● **Available data**:

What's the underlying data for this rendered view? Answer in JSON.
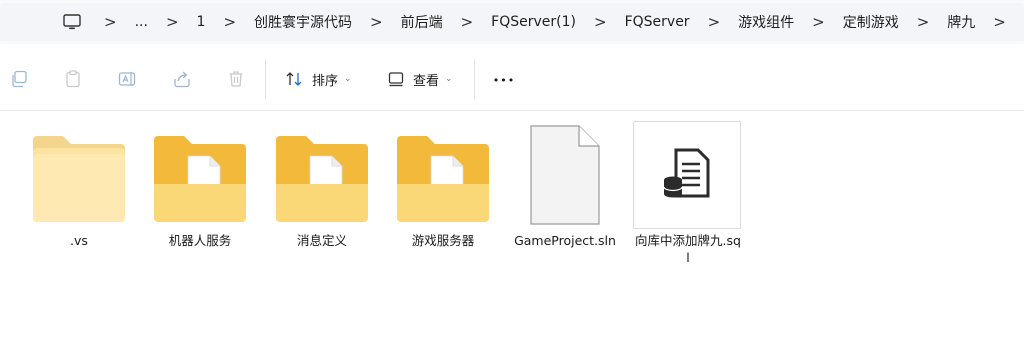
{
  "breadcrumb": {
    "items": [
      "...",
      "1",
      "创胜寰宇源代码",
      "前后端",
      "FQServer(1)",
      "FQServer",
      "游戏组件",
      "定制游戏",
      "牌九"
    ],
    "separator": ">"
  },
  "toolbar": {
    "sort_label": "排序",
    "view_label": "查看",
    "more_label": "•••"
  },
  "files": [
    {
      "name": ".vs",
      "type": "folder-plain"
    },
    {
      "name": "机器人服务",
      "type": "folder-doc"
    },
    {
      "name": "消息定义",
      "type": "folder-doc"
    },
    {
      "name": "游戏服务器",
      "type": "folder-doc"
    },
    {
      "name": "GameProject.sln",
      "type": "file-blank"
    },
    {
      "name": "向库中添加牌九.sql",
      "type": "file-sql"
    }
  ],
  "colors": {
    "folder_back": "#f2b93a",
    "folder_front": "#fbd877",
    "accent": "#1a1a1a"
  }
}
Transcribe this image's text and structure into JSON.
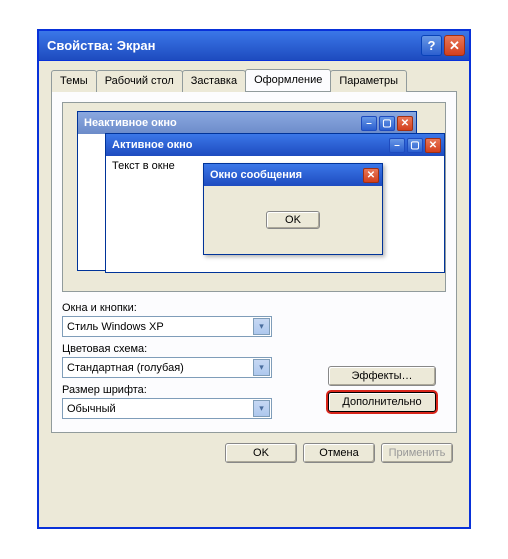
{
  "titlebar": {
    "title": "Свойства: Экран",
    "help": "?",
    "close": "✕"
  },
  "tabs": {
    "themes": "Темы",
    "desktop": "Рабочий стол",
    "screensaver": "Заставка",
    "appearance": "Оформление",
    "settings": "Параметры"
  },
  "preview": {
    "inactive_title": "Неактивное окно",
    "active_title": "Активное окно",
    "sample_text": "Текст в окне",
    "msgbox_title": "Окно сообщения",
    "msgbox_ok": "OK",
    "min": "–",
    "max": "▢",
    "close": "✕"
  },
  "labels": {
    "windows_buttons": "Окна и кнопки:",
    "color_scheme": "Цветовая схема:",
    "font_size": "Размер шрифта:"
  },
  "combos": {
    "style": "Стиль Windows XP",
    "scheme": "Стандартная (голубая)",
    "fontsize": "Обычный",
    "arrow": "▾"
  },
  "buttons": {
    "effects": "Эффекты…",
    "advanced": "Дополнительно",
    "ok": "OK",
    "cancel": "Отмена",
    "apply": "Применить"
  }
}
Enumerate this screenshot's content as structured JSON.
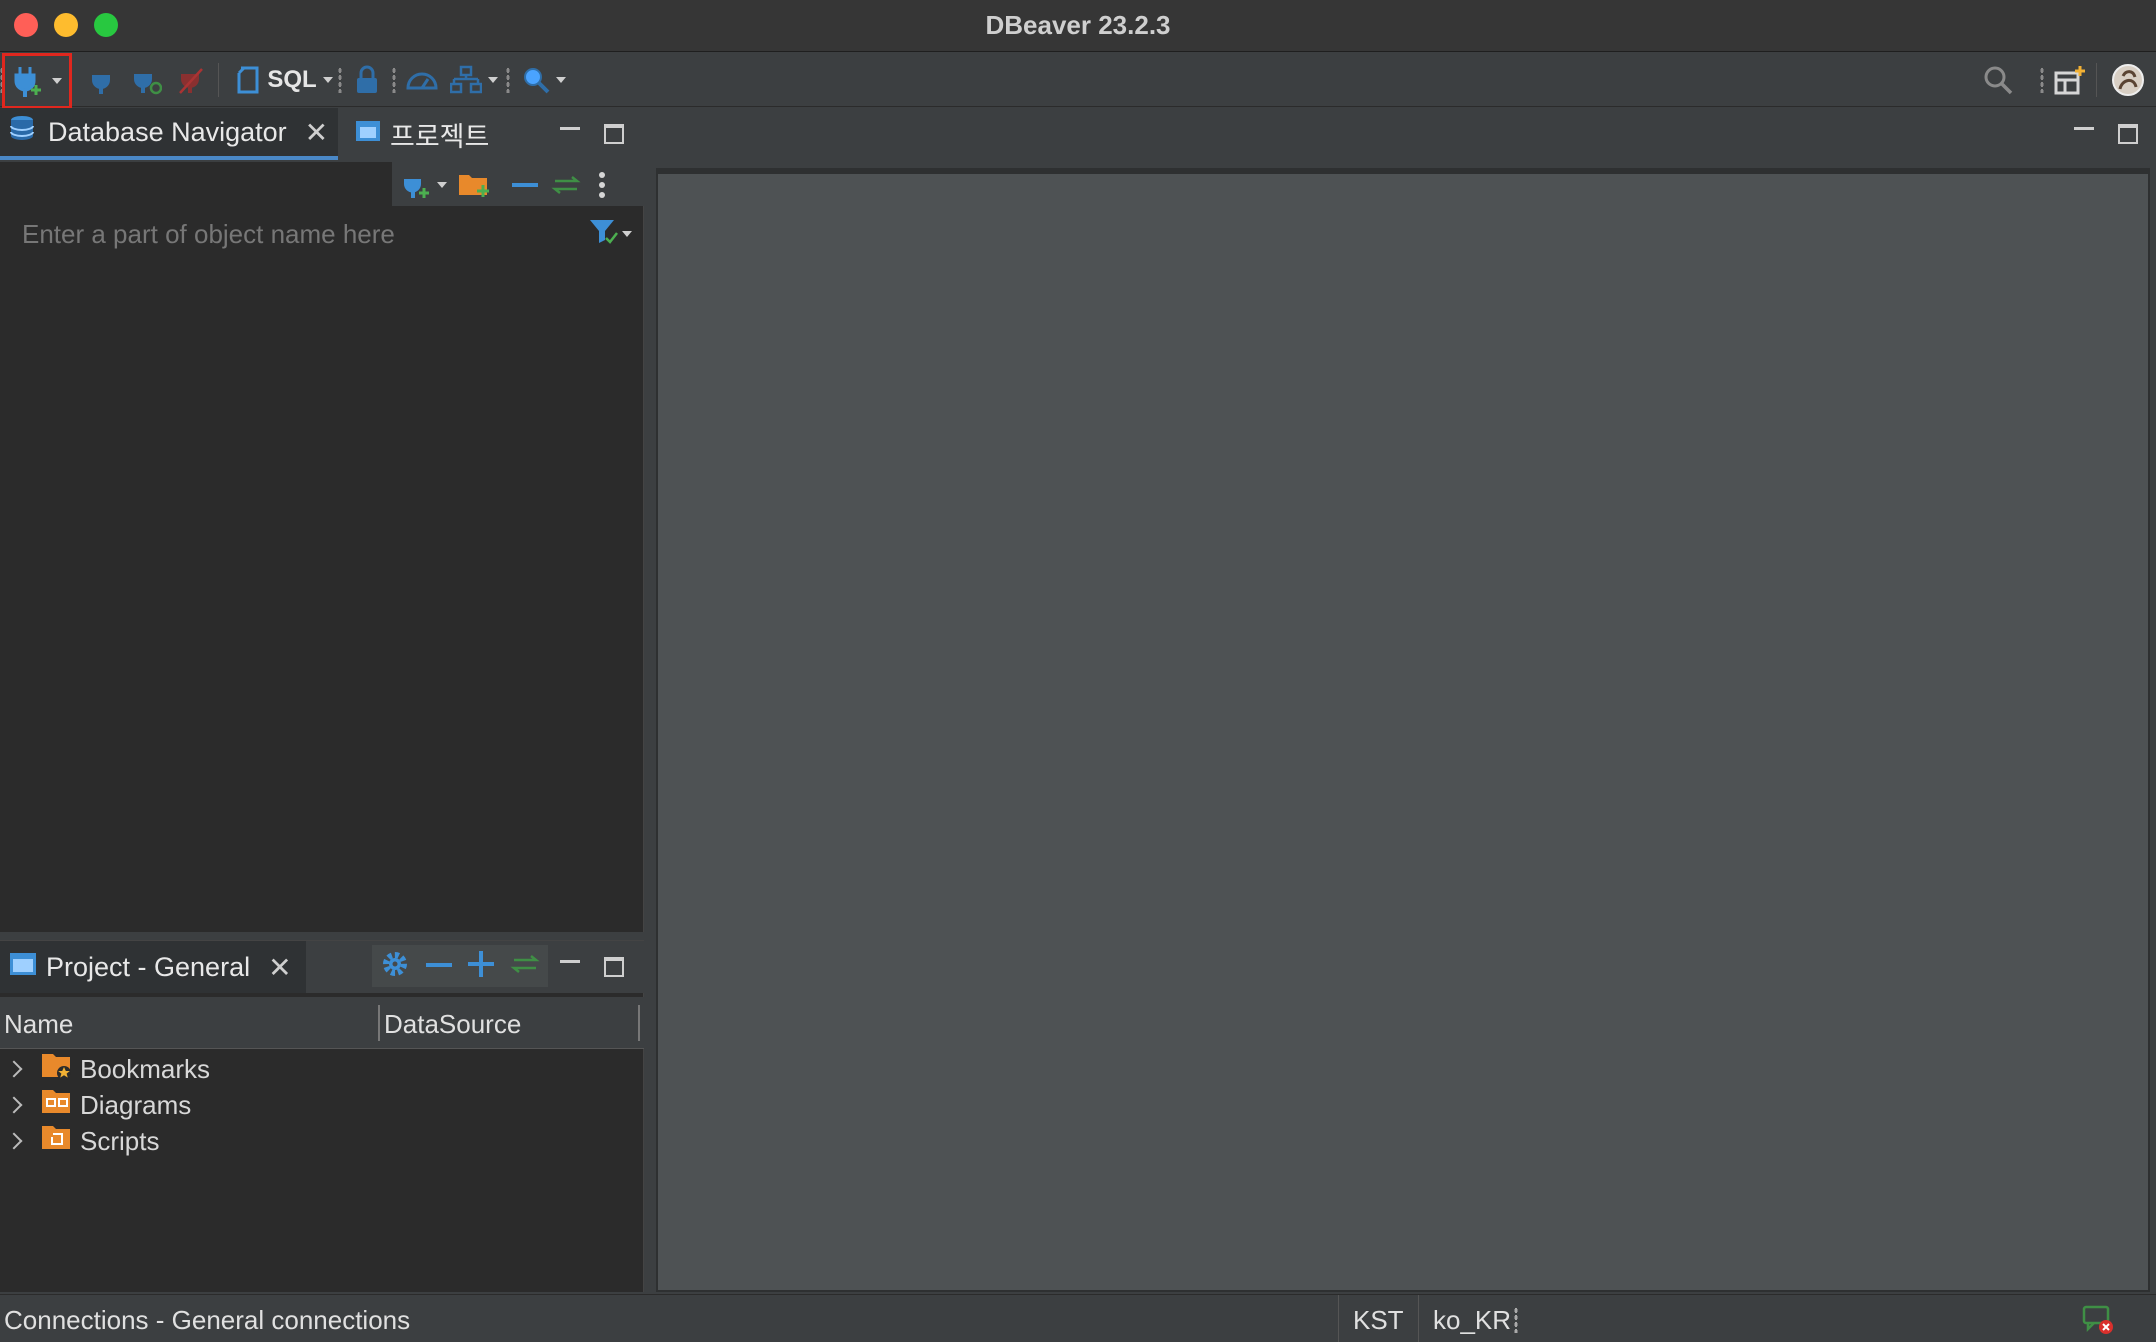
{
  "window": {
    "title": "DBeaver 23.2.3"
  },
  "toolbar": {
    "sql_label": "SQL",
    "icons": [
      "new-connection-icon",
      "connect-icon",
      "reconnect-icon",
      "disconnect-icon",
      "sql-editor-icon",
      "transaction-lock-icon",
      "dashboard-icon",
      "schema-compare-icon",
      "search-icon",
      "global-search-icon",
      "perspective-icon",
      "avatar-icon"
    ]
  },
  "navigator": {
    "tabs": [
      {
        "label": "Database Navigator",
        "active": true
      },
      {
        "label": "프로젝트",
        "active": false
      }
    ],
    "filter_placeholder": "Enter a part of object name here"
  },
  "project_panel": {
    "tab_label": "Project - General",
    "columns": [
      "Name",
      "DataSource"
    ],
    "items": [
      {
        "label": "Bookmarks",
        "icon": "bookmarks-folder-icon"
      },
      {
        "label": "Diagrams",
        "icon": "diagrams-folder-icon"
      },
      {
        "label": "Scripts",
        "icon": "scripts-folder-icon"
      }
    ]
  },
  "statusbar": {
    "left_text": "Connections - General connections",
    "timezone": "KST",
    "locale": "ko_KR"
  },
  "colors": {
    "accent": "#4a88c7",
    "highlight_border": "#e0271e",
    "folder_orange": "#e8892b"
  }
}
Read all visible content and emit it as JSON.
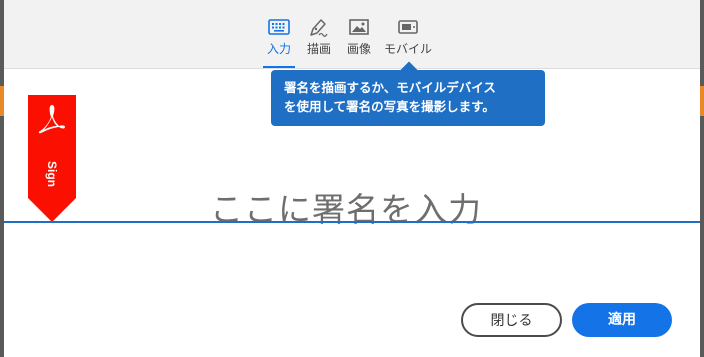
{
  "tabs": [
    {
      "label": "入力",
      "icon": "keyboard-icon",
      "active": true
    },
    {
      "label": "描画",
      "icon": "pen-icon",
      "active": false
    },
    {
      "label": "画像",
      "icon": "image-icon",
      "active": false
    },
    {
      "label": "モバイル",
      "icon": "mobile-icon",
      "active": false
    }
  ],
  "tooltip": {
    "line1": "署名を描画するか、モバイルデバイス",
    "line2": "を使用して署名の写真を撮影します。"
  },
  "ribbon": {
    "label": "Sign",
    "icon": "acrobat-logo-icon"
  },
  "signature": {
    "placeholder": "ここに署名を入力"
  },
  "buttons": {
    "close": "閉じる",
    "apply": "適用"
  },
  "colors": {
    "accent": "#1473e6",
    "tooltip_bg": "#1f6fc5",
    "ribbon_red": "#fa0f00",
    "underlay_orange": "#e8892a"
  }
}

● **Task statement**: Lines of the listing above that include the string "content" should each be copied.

● **Answer for the task**:
Enumerate this screenshot's content as structured JSON.
Read all visible content and emit it as JSON.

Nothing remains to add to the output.